Thursday 5 March
By Rev Jack Holt
It began with Mary Jones, a 16 year old girl who walked 25 miles to obtain a Bible in her own Welsh language: the creation of The British and Foreign Bible Society. Out of the work of this body arose a larger number of Bible Societies including our own Scottish Bible Society. It became a founding member of the United Bible Societies, a fellowship of 146 Bible Societies at work in some 200 countries worldwide. The aim of these societies was – and remains - to translate the Bible into the spoken languages of the world; that the Word of God would be heard in their own native tongue.
But to follow an argument of the apostle Paul: how can they hear if they cannot read? The assumption is that if the Bible is translated into a language then it can be read; but as Christian Aid makes clear there are substantial numbers of people in the world who have no access to literacy.
Rev Jack Holt
Today the United Nations Educational, Scientific and Cultural Organization invite the nations of the world to celebrate the joy of reading and the pleasure of books. Many of us will use a Lenten book as a means of devotion and study, alongside a Bible, providing us with the lectionary of readings or themes to think about and discuss over the six weeks. As we read the words from the page or website, let us count our blessings for that simple gift still denied to so many.
World Book Day - Today we celebrate being able to read. But 781 million adults around the world lack basic literacy skills.

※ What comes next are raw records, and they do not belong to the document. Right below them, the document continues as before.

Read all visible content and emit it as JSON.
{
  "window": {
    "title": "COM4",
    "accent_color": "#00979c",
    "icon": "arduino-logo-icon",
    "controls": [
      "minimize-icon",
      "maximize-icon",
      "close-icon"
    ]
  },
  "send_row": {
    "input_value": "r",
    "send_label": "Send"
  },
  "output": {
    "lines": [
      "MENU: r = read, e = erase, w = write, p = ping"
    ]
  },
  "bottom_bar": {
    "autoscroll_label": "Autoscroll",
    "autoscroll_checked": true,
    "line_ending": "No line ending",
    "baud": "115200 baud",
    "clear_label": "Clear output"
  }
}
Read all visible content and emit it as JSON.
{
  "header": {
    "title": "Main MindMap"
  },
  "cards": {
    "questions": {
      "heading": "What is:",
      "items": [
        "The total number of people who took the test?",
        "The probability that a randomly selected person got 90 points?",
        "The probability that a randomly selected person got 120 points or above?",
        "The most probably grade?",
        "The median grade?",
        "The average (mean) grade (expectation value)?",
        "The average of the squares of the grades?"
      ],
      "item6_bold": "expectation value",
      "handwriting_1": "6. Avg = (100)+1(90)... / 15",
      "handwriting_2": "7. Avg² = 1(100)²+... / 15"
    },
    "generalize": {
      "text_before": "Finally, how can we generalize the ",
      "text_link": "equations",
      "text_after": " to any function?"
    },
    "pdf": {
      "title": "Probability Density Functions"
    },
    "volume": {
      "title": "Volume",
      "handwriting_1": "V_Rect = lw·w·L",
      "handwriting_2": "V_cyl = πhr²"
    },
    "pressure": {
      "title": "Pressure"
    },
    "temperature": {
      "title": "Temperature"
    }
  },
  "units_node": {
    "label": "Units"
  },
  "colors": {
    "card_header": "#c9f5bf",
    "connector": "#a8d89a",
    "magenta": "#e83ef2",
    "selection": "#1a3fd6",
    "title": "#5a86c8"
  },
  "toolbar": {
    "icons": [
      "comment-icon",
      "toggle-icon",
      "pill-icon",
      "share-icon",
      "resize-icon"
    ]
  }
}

Give 5p for the number of books on your bookshelf that you haven’t read.